Toward the tail-end of the horror genres heyday in the late late 1970s and early 1980s came a film with quite the production dream team. Poltergeist, directed by The Texas Chainsaw Massacre supremo Tobe Hooper and produced by Jaws‘ mastermind Steven Spielberg attempted to give the haunted house sub-genre a new tentpole. In many ways they suceeeded, as Poltergeist took over $120m from a tiny budget of $10m and spawned a host of sequels of varying quality. However the really interesting story of Poltergeist lies in its creation rather than its narative.
When audiences first saw Poltergeist they were treated to a well-crafted, creepy horror film, but may not have noticed on first glance just how Spielbergian it actually was. Everything from the child actors performances to the now trademarked Spielberg sense of atmosphere was there. It’s so like other Spielberg films that there would have been some questions asked about how much Hooper actually had to do with the direction. This point was then further hammered home after Spielberg made comments suggesting that Hooper wasn’t always the most forthcoming with directorial control and so he would step in.
These comments on the directorial control of Poltergeist lead to an investigation by the Directors Guild of America, as Spielberg was contractually not allowed to direct any other films while he was working on E.T.. The investigation was dropped after Spielberg wrote an open letter of apology to Hooper for the comments he’d made and clarified that Poltergeist was to be credited solely to his colleague. This was not where the controversy ended either. Like The Exorcist before it, there was said to be a curse surrounding the production of Poltergeist, which is claimed to have been further heightened by the actual and tragic deaths of two of the members of the Freeling family.

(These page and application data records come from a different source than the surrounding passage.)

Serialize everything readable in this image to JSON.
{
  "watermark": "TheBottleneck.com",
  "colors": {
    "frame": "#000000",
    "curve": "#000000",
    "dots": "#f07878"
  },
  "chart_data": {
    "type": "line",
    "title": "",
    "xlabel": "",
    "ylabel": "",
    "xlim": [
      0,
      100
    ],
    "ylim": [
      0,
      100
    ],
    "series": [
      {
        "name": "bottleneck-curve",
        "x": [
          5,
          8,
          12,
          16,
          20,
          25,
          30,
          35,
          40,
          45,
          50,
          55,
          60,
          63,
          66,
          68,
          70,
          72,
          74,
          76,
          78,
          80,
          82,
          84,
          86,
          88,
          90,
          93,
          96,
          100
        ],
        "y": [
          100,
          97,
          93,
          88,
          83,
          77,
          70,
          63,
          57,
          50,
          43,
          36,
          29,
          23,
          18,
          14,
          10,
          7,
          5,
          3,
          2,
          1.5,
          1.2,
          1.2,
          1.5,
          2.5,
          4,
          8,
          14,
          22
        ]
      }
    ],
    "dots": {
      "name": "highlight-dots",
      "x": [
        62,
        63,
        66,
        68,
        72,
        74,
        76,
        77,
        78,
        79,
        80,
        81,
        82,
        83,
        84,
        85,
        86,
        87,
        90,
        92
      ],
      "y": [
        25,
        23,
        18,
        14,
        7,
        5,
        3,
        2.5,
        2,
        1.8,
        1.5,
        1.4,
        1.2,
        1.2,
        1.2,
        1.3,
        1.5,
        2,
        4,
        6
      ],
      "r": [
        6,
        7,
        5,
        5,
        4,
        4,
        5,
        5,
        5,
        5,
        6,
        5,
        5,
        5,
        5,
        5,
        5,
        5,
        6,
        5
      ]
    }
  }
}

Poltergeist as a film is a very well-constructed piece of horror fiction, regardless of who the actual director was. Focusing on an American family in the early 1980s it toys with now well-worn conventions of the genre as a seemingly malign influence on the new-build house they’re staying in that turns nasty. Like the more recent Insidious there are paranormal investigators who can be vaguely mocked to begin with, but do really know what they’re talking about. Poltergeist also takes memories of childhood, whether it’s a beloved pet behaving strangely, the shadow of a tree of the odd noise of static on the television, and brings these childhood terrors firmly back to life.
In its most basic form, Poltergeist is a warning about the dangers of children watching too much television. But it is at its most scary when it turns the ordinary into something extraordinary like chairs rearranging themselves out of camera shot. But scary it is and the pacing is terrific, with barely a bum-note in the building of suspense, there’s even funny in-jokes such as the dads boss casually commenting “It’s not like these are ancient Indian burial grounds.” But Poltergeist‘s legacy of sequels, television shows and the infamous curse surronuding it’s cast do not detract from what is one of the finest crafted ‘haunted house’ films of the modern era.